Please repeat each line below exactly, with no images in the copy.

___

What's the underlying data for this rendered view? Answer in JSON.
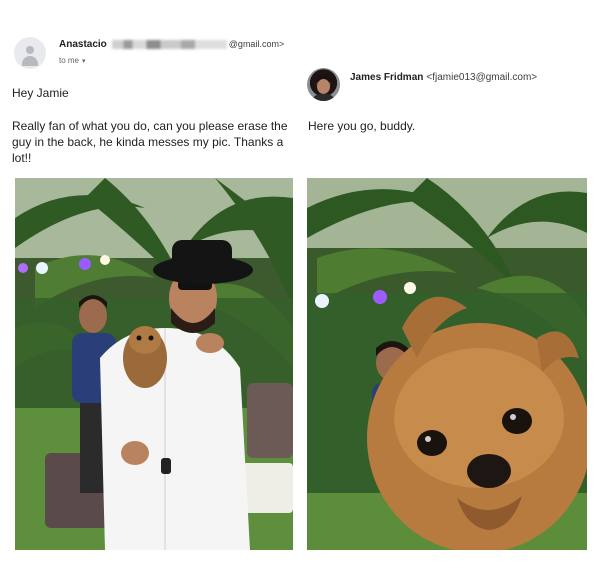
{
  "request_email": {
    "sender_name": "Anastacio",
    "sender_email_visible": "@gmail.com>",
    "to_label": "to me",
    "greeting": "Hey Jamie",
    "message": "Really fan of what you do, can you please erase the guy in the back, he kinda messes my pic. Thanks a lot!!"
  },
  "reply_email": {
    "sender_name": "James Fridman",
    "sender_email": "<fjamie013@gmail.com>",
    "message": "Here you go, buddy."
  },
  "icons": {
    "caret": "chevron-down-icon",
    "sender_avatar": "default-avatar-icon",
    "reply_avatar": "profile-photo"
  }
}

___

■ ANSWER TO THIS EXERCISE:
What's the underlying data for this rendered view? Answer in JSON.
{
  "request_email": {
    "sender_name": "Anastacio",
    "sender_email_visible": "@gmail.com>",
    "to_label": "to me",
    "greeting": "Hey Jamie",
    "message": "Really fan of what you do, can you please erase the guy in the back, he kinda messes my pic. Thanks a lot!!"
  },
  "reply_email": {
    "sender_name": "James Fridman",
    "sender_email": "<fjamie013@gmail.com>",
    "message": "Here you go, buddy."
  },
  "icons": {
    "caret": "chevron-down-icon",
    "sender_avatar": "default-avatar-icon",
    "reply_avatar": "profile-photo"
  }
}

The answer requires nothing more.